Students used a computer software program to lay out the books. Page lamination and book binding were done at the school.
Doug Dunlop, St. Charles principal last school year who is no longer in that position, said service learning has long been a cornerstone of St. Charles’ curriculum, and Books of Hope was an opportunity to ramp up those efforts.
“There are so many pluses here,” Dunlop said. “(The students) see how well they have it. It’s humbled our kids. This goes beyond the food drives, and makes it more concrete.”
Before students started assembling the books, they learned about Uganda and the issues people deal with in that country.

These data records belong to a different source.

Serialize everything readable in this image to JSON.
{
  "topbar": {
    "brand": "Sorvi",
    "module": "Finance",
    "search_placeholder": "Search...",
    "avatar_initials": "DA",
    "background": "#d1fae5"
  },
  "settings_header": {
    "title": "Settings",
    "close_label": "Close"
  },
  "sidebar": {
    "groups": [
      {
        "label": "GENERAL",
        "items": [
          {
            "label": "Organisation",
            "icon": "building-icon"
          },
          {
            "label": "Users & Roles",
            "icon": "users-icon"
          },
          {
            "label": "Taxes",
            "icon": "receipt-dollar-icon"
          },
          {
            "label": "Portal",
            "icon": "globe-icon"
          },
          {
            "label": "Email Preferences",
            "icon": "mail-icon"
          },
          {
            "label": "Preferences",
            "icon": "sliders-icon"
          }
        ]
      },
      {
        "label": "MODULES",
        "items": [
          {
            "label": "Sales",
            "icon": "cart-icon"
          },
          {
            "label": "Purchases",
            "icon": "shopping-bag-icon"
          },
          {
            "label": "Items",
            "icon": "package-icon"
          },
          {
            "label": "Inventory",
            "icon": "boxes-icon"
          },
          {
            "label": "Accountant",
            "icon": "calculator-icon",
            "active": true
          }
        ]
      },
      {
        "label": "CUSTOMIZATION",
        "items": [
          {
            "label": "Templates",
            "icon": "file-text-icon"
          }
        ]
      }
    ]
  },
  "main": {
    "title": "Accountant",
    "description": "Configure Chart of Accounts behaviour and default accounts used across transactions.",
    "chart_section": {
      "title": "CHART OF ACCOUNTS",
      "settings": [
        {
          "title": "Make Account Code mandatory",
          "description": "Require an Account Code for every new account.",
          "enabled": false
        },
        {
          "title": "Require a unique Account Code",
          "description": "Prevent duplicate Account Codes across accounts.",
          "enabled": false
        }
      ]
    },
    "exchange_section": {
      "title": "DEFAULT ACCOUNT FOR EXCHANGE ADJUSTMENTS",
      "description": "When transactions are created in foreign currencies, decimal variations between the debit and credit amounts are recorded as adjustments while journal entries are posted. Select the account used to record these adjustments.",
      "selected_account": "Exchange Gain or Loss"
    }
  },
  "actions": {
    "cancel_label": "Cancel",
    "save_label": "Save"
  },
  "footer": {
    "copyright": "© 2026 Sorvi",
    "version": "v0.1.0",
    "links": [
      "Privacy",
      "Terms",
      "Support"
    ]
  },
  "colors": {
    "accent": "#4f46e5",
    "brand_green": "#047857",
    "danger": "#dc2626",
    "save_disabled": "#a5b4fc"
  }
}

Through the Books of Hope organization, St. Charles was partnered with Onono Memorial College, a Ugandan high school, and the Bobi Primary School for younger children. Students at both schools had been displaced when a previous building was abandoned, looted and burned during a recent war. Efforts are under way to relocate to a new building.

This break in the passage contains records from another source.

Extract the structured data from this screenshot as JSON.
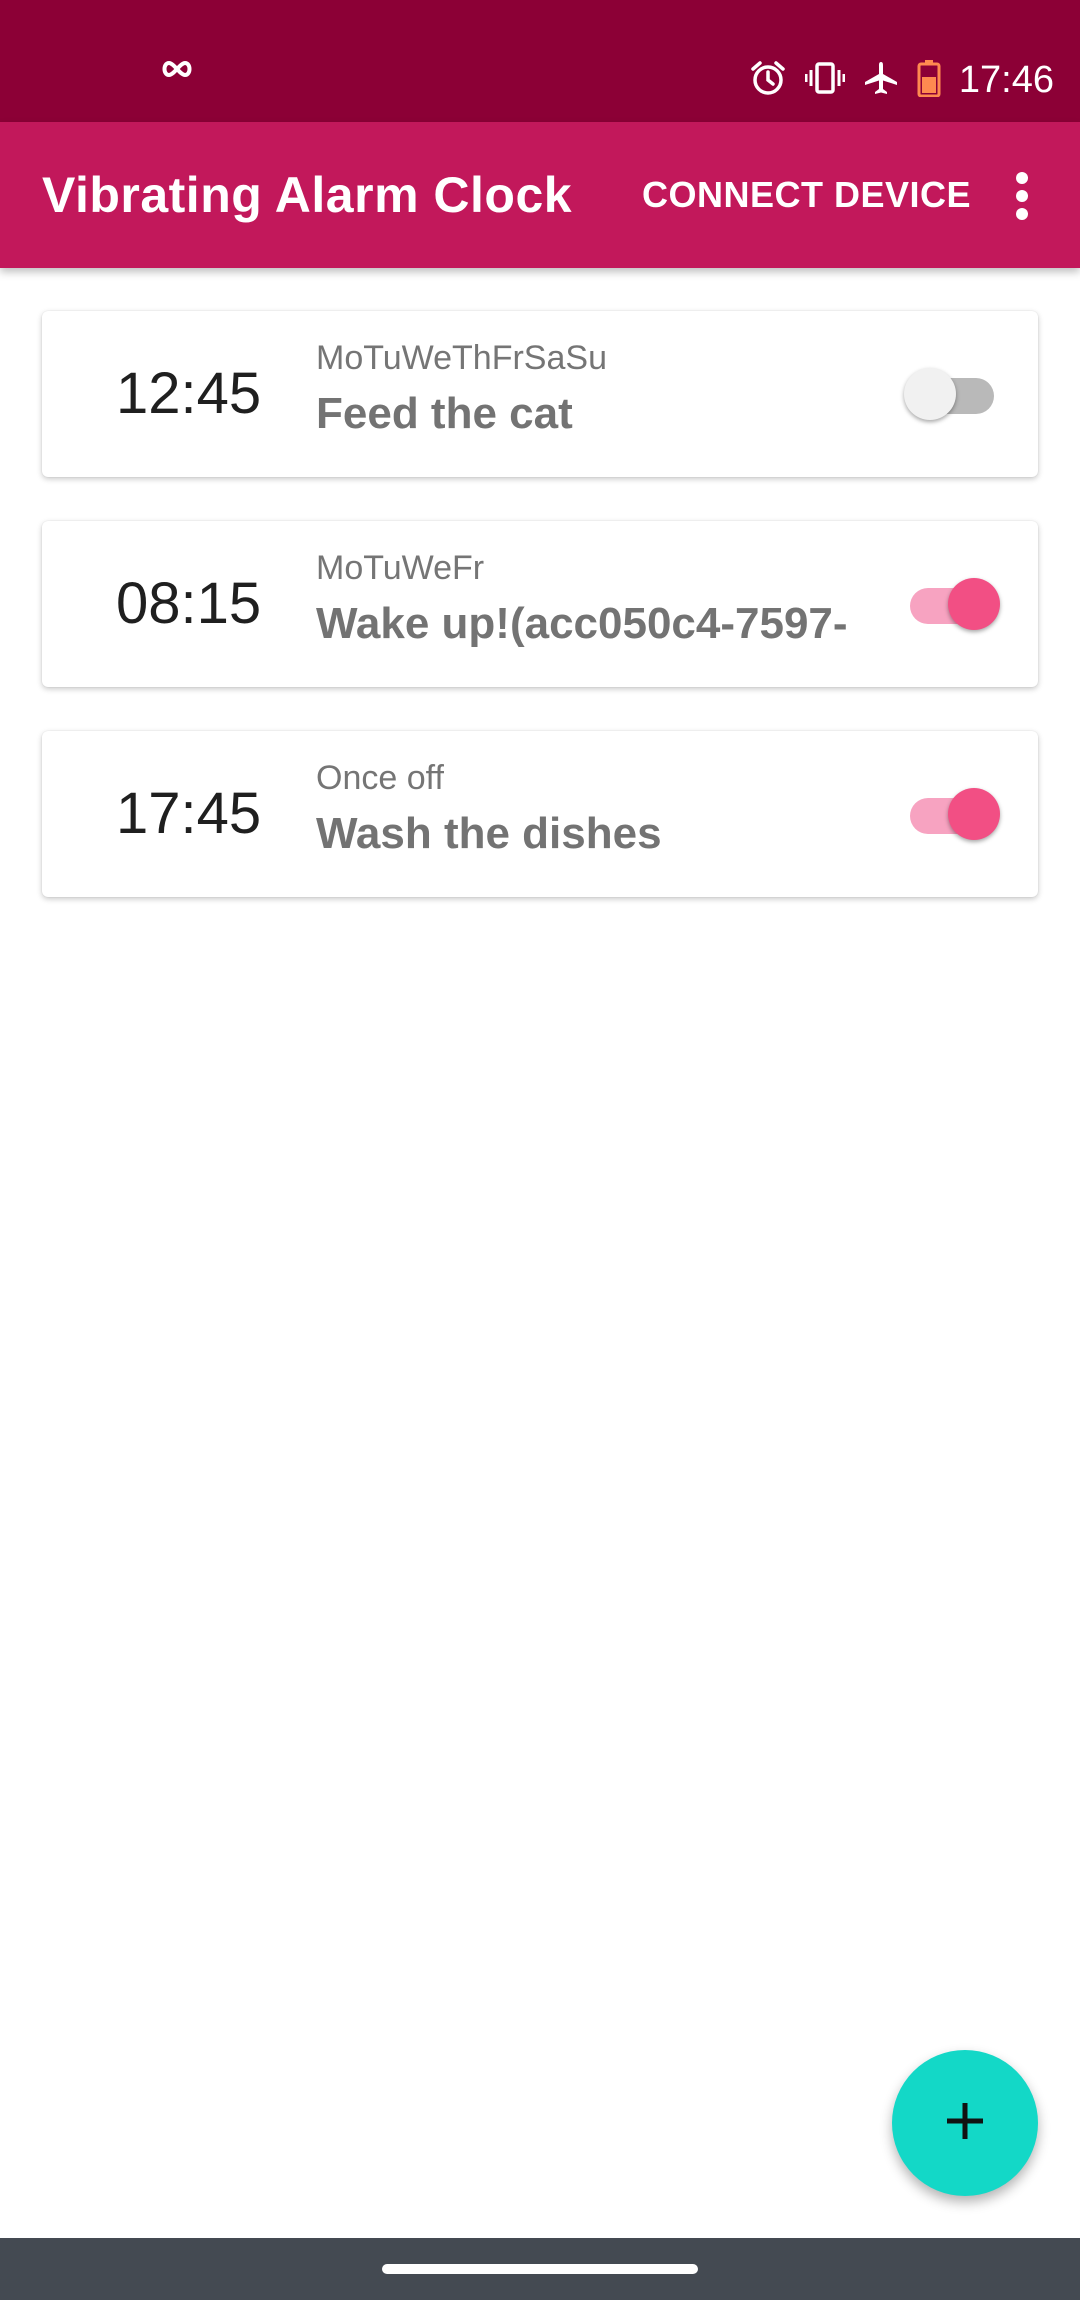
{
  "status_bar": {
    "time": "17:46",
    "icons": [
      "infinity-icon",
      "alarm-icon",
      "vibrate-icon",
      "airplane-mode-icon",
      "battery-saver-icon"
    ]
  },
  "app_bar": {
    "title": "Vibrating Alarm Clock",
    "connect_label": "CONNECT DEVICE",
    "menu_icon": "more-vert-icon"
  },
  "alarms": [
    {
      "time": "12:45",
      "days": "MoTuWeThFrSaSu",
      "label": "Feed the cat",
      "enabled": false
    },
    {
      "time": "08:15",
      "days": "MoTuWeFr",
      "label": "Wake up!(acc050c4-7597-",
      "enabled": true
    },
    {
      "time": "17:45",
      "days": "Once off",
      "label": "Wash the dishes",
      "enabled": true
    }
  ],
  "fab": {
    "icon": "add-icon"
  },
  "colors": {
    "status_bar": "#8c0036",
    "app_bar": "#c2185b",
    "switch_on": "#f24f84",
    "fab": "#13d8c7"
  }
}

Learning the hardships Ugandans face gave the St. Charles student body an opportunity to count their blessings, learn about another culture and give of themselves.
“Their school was so broken down,” fifth-grader Joshua Caputa said, recounting his thoughts when he first saw the images of the former building that housed Onono Memorial College and Bobi Primary School students. “I’m glad we have been able to help them out a little.”
Seventh-grader Maggie Berg said she felt called to action and wants to get more involved in other charitable efforts.
“This really makes me want to do more for other people,” she said.
While the knowledge and images are awe inspiring, eighth-grader Marisa Ulrich said it is difficult to fully understand the plight of Ugandans.
“We’re used to having so much here,” Marisa said. “You can’t really imagine what they are going through.”
A Books of Hope representative hand-delivered a book to students at Onono Memorial College and the Bobi Primary School in April. The book gave Ugandan students a bird’s eye view into St. Charles with pictures and facts about the school and its students.
The book shared information on how students get to and from school, what they learn in class, what is typically served at lunch and the climate in Wisconsin. It was capped by a prayer St. Charles students recited each morning before beginning classes.
St. Charles is one of 47 U.S. schools sponsoring Onono Memorial College and the Bobi Primary School.
In addition to writing, creating and sending the homemade books, St. Charles students also helped their Ugandan partner schools obtain much-needed supplies. Nearly $200 was collected during a fundraiser in March that revolved around a dress-down day. The money was used to purchase textbooks, chalk, reams of paper and assorted office supplies.